Victoria Chang

Barbie Chang Can’t Stop Watching

Barbie Chang can’t stop watching
          the Ellen Pao trial

while the rest of the world wonders
          about a plane crash in

the Alps helping Ellen Pao is not an
          option Barbie Chang

opted out but never really severed
          ties with the people in

the office she kept quiet because by
          speaking she would

become a victim something projected
          upon like the canvas

that paint is thrown on she quietly
          packed her bag and

pulled it through the narrow door some
          say what a whore Ellen

Pao was to fall in love with a man in the
          office doesn’t she know

that men like to take off their clothes
          extend their tongues

to see whose body it will run on some
          thought Ellen Pao was a

cyst in the office made lists in the office
          of all the wrong things

someone made a poll about her did she
          or didn’t she was she or

wasn’t she always the same binary argument
          racism or incompetence is

there a third possibility that when we
          have seen something so

many times we no longer recognize it
          as injustice our heads

are always only one foot away from
          the man’s head in

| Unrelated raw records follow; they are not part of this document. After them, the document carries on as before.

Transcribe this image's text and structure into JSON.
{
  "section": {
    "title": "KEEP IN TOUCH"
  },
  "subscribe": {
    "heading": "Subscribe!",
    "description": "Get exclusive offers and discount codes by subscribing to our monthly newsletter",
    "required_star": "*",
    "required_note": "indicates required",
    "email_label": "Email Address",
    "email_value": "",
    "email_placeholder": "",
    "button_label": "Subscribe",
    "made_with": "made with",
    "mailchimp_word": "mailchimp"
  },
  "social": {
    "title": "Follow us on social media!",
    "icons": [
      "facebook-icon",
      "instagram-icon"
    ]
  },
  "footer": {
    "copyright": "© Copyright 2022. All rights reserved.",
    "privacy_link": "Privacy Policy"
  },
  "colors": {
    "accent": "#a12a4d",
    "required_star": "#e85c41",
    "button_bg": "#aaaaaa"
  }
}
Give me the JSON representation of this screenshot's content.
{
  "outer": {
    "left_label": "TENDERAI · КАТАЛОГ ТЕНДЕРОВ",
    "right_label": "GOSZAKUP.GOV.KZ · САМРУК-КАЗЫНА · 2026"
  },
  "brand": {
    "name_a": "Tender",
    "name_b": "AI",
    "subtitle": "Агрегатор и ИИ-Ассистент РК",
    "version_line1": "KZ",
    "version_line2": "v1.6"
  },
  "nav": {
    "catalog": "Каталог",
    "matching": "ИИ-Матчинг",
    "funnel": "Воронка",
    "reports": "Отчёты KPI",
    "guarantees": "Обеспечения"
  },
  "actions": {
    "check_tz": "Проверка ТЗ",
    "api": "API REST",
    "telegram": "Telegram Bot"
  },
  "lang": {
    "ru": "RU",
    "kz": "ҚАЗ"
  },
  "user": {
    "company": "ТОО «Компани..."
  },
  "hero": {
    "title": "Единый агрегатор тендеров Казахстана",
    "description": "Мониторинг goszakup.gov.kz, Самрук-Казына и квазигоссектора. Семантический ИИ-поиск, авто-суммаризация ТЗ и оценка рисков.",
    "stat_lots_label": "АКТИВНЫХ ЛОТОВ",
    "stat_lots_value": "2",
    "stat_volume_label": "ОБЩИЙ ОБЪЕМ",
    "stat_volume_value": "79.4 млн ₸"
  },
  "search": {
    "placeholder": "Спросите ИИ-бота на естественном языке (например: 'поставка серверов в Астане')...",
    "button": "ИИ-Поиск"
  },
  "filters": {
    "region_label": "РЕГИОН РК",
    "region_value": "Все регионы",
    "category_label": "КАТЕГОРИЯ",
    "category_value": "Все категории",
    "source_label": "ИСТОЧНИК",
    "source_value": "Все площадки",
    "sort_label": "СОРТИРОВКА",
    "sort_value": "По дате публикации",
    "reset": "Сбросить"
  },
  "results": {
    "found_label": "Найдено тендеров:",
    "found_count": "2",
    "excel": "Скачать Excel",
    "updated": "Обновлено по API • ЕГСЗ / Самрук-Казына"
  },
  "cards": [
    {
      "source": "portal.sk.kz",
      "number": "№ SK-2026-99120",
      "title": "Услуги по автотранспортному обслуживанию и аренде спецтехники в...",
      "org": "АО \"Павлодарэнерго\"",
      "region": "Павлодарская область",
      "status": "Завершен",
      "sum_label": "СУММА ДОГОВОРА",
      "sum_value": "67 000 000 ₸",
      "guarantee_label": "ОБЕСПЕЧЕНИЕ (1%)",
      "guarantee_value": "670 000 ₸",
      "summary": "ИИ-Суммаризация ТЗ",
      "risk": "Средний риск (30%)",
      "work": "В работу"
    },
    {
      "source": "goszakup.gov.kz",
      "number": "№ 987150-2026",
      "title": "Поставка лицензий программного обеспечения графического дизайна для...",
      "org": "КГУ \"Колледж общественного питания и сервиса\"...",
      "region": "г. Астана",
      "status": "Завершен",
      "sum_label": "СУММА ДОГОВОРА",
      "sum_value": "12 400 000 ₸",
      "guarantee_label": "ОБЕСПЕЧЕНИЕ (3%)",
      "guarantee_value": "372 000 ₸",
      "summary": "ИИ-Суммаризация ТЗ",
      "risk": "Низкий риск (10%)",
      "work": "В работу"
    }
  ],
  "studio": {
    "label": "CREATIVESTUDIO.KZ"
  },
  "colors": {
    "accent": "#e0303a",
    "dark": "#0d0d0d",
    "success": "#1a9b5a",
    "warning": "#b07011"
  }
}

the other hotel room but we don’t notice
          because we can’t see him

around an empty office building dead
          birds lie in the grass

new ones each day hit the glass each
          face the same

expression forever frozen in its own
          form like a stamp



Barbie Chang’s Mother Calls

Barbie Chang’s mother calls her to
          tell her about the

oxygen machine that outfoxes her
          father he can’t figure

out how to turn it on there’s a whole
          generation of people

who care about deer porn not form her
          dog only cares about the

deer horn she gave him yesterday Barbie
          Chang’s father who bothers

with everyone’s business doesn’t know
          what Bisquick is someone

wrote a book of poems about Kanye
          West there are still

old poets looking for the best new young
          poets who are all hornets

around the same old nest Barbie Chang
          knows she lives an

America that most people don’t care
          about on most days

she can’t distinguish between being a
          token and racism she

either feels like a token or is experiencing
          racism a token needs to be

acted upon by a subject but the same is
          true of racism does that

mean her whole life is an object as a
          shadow of someone

else on some days she has feeling in
          her lungs tries her

mother’s oxygen machine the O2 owes
          her nothing it goes

through her body breathing for a
          shadow is just a hobby



Mr. Darcy Grabs

Mr. Darcy grabs Barbie Chang’s hand
          one that has a loop

and can be tugged like a leash she wishes
          his hand were a special

hand a hand she has been trying to
          touch for years but

his hand has no breadth or texture
          fingers too big to text

just a hand that only knows one
          woman’s upholstery

its fabric and stuffing if Barbie Chang
          unscrews his hand

and replaces it with an ugly man’s
          hand would she still

want to grab it her gasp comes out as
          an X-Ray of some other

woman some imposter some possible
          maybe her separation

from other women only makes her
          see her connection to

them maybe she desires Mr. Darcy
          because he has never

been captured on film because he
          has no footsteps

maybe he was right wing all along but
          if she knew that would

she give the ring back the phone rings
          every day with men

trying to sell her solar panels don’t
          they know not

everything that burns should be
          captured and sold



Barbie Chang’s Daughter

Barbie Chang’s daughter befriends
          the new girl at school

but before they can form a bond the
          new girl’s mom tells

Barbie Chang that her own daughter
          should not tie herself

down and drown too fast and in one
          week the new girl walks

past Barbie Chang’s daughter no longer
          talks to her kind the mom

works hard to send cards to the Circle
          one by one she stars

their names because they are free to
          star names free to have

stars next to their names Barbie Chang
          no longer can play dead

because she remembers the moment
          she realized that lying

on the cement and looking at the sky
          while following a body in

and out of buildings was not ideal the
          moment she realized that

she is not what others see that she is
          not what others name her

would we name a deer something else
          if it could see the ocean

would the deer even name itself a deer
          Barbie Chang asks her

daughter why she no longer plays with
          the new girl she says

only in her mind Barbie Chang can’t
          help but mind

can’t help but dislike the Circle’s children
          with their Circle friends

how does she stop the end from
          beginning again


Victoria Chang’s fourth book of poems, Barbie Chang, is forthcoming from Copper Canyon Press. Her prior book, The Boss (McSweeney’s Poetry Series, 2013), won the PEN Center USA Literary Award and a California Book Award. Other books are Salvinia Molesta and Circle. Chang lives in Southern California and teaches at Chapman University and Orange County School of the Arts. You can find her at